SOURCE DATA Start Marker

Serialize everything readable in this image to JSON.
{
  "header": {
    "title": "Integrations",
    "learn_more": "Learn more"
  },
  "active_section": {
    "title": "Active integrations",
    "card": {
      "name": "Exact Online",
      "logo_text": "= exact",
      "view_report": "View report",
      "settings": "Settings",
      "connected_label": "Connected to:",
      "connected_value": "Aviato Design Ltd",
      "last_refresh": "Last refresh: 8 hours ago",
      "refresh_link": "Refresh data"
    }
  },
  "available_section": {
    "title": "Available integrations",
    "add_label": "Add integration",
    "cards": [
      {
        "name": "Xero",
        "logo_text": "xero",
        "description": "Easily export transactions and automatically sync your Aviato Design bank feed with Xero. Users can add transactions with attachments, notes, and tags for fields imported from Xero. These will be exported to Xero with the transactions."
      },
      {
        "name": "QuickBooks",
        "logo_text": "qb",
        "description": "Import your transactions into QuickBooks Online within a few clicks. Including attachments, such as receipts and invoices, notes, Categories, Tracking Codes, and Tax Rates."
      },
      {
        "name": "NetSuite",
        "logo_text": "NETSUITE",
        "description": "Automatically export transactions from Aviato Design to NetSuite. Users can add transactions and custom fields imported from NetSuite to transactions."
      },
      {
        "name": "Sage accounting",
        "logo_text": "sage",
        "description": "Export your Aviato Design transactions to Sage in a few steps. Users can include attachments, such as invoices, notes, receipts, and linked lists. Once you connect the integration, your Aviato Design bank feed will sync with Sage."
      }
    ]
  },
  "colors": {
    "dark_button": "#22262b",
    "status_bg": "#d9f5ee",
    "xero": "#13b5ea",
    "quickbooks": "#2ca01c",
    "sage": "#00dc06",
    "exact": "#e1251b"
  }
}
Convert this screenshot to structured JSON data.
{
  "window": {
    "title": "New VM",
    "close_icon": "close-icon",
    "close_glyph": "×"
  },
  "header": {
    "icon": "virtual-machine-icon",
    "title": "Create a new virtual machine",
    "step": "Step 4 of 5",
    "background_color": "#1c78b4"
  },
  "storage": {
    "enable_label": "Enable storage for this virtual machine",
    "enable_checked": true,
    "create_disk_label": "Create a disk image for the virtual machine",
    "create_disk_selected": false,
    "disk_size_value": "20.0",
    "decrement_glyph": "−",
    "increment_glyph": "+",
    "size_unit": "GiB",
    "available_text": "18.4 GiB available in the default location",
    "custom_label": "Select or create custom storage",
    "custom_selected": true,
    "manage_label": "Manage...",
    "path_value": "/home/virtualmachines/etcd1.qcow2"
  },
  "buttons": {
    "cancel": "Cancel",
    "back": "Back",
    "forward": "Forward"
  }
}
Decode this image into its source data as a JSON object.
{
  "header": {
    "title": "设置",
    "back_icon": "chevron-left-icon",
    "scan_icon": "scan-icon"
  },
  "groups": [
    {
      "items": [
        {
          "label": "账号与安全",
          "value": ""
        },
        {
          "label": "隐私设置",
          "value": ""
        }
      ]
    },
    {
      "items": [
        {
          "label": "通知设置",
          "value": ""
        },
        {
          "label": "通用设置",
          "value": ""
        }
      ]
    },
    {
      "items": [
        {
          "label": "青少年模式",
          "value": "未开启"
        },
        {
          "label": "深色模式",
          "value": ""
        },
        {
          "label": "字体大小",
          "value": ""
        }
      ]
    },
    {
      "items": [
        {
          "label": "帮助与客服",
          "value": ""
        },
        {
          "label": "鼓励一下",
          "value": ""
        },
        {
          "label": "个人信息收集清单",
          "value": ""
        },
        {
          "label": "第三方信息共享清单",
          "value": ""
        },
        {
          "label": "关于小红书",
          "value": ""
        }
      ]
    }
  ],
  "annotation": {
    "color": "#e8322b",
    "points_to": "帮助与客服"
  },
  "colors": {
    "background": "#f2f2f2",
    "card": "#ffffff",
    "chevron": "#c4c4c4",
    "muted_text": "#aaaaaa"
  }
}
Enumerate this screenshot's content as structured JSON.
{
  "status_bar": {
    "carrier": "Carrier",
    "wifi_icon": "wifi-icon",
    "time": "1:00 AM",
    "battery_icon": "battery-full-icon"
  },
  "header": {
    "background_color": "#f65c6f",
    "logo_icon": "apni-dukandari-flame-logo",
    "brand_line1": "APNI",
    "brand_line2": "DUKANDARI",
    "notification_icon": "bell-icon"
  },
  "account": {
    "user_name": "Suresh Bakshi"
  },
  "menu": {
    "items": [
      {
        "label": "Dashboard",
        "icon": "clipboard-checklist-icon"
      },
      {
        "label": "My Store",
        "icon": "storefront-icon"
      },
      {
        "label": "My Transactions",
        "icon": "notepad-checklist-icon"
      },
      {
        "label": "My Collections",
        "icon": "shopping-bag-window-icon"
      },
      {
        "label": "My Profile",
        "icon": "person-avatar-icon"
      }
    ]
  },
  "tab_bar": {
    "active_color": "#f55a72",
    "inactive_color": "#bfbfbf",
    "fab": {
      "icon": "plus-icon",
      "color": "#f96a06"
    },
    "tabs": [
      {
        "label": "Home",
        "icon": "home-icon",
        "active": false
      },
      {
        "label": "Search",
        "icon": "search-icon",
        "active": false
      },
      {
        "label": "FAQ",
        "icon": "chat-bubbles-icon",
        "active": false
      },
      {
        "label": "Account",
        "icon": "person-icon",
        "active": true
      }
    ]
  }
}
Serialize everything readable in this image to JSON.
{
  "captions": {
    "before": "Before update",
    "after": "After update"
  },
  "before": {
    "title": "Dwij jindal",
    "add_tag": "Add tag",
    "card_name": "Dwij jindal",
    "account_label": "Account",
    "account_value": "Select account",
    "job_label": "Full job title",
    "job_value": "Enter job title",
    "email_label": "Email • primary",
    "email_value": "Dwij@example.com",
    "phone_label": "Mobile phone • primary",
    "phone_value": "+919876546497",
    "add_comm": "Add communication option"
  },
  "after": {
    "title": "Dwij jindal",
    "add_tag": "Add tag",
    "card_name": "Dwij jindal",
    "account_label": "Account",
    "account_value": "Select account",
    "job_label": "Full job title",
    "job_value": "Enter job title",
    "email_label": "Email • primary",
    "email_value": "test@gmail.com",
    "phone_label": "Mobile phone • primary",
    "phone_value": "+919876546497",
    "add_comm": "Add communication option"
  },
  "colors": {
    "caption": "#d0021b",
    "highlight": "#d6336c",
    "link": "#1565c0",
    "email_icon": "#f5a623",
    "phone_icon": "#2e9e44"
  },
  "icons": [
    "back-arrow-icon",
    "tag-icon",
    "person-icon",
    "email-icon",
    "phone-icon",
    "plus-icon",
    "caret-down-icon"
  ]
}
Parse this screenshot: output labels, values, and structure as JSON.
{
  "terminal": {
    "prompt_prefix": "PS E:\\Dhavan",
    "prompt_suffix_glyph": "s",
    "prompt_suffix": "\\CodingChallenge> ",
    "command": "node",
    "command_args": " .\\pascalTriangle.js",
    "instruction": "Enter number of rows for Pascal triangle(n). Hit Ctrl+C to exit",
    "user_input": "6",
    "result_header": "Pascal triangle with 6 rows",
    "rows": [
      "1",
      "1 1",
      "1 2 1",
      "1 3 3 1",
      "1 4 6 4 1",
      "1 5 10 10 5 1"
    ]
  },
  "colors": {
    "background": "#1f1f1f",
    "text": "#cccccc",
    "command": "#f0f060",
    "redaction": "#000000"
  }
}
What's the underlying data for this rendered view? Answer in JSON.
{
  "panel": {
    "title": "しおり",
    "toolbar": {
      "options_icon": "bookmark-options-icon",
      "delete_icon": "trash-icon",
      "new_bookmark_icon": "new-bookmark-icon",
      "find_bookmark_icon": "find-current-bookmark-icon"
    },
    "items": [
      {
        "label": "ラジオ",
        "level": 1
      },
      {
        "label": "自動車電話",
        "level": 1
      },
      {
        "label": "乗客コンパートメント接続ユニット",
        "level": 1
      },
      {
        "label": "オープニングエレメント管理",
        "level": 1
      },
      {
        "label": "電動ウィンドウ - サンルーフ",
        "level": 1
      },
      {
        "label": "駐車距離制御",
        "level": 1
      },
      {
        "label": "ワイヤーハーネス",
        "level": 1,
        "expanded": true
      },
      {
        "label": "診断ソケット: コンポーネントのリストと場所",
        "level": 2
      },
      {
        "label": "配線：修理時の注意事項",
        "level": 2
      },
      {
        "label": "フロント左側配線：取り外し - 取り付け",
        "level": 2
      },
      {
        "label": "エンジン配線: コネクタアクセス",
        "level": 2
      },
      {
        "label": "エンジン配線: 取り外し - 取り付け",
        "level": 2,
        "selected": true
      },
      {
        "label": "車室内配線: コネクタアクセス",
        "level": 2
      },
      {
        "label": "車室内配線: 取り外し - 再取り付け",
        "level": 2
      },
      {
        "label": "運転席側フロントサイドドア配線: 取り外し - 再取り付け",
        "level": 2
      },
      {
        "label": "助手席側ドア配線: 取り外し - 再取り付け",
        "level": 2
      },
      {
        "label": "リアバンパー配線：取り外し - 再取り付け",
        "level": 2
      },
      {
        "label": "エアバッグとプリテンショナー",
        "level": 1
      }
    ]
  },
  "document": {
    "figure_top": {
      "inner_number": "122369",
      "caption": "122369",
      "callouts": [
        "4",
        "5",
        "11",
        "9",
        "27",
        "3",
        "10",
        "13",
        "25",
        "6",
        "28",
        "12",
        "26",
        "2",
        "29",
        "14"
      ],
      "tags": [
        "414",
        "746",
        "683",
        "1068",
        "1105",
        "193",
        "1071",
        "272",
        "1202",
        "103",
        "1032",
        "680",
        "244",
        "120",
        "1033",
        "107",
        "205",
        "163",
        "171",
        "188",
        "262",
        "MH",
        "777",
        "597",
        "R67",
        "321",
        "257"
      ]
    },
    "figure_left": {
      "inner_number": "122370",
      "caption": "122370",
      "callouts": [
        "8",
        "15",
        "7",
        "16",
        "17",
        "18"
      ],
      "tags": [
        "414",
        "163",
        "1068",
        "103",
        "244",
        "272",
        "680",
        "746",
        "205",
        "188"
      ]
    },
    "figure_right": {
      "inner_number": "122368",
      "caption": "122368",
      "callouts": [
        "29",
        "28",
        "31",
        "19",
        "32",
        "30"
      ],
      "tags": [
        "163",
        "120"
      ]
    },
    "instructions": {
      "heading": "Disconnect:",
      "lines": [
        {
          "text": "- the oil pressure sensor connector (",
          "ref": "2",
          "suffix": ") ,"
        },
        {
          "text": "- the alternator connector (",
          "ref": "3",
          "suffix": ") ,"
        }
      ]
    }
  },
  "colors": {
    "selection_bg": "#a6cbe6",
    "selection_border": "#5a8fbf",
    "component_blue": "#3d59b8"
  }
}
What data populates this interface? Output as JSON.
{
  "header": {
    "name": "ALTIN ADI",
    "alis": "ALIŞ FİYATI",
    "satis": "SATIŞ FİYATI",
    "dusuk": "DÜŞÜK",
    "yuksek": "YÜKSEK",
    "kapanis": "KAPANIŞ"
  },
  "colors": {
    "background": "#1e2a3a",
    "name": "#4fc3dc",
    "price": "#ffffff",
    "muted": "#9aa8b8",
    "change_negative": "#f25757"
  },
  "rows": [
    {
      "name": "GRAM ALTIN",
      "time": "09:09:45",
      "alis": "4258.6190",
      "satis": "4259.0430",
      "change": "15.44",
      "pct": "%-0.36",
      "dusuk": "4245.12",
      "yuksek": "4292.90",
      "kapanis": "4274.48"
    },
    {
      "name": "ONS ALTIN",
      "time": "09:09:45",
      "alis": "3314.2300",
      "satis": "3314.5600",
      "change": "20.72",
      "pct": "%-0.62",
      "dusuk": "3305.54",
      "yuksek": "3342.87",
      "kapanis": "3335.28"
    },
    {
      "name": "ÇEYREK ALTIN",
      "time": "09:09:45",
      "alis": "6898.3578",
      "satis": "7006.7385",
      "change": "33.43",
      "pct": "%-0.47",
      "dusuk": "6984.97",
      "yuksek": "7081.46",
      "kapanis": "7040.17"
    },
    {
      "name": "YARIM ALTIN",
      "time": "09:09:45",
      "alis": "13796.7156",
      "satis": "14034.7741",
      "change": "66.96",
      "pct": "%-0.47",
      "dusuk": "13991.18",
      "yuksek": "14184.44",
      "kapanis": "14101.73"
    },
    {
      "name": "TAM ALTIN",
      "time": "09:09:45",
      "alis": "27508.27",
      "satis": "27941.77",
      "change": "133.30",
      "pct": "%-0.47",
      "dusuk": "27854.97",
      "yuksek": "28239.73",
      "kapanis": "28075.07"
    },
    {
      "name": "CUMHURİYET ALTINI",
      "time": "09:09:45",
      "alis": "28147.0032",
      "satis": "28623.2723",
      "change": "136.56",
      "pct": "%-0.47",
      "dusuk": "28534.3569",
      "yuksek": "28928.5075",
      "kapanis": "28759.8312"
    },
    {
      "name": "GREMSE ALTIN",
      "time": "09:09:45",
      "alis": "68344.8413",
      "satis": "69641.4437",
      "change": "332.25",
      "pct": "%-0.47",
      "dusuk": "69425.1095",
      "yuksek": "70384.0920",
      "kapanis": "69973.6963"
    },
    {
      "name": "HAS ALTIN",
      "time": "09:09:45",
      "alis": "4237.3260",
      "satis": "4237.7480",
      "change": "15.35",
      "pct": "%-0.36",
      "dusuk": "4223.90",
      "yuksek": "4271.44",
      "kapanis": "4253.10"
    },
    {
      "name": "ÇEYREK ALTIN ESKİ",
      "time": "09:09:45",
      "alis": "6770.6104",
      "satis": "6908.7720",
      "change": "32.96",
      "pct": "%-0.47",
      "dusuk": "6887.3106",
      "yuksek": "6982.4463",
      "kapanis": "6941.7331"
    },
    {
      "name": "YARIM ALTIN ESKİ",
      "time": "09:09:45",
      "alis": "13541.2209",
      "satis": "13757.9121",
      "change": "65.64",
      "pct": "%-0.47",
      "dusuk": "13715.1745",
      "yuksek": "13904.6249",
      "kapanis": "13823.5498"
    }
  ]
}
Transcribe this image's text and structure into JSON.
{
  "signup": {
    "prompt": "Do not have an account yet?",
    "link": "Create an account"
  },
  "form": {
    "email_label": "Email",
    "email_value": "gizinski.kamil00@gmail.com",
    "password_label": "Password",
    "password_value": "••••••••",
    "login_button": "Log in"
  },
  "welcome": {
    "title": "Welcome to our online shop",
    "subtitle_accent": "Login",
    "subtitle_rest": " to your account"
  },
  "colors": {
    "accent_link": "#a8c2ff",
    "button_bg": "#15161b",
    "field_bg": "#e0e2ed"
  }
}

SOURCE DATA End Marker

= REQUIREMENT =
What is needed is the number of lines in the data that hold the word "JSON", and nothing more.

= YOUR SOLUTION =
9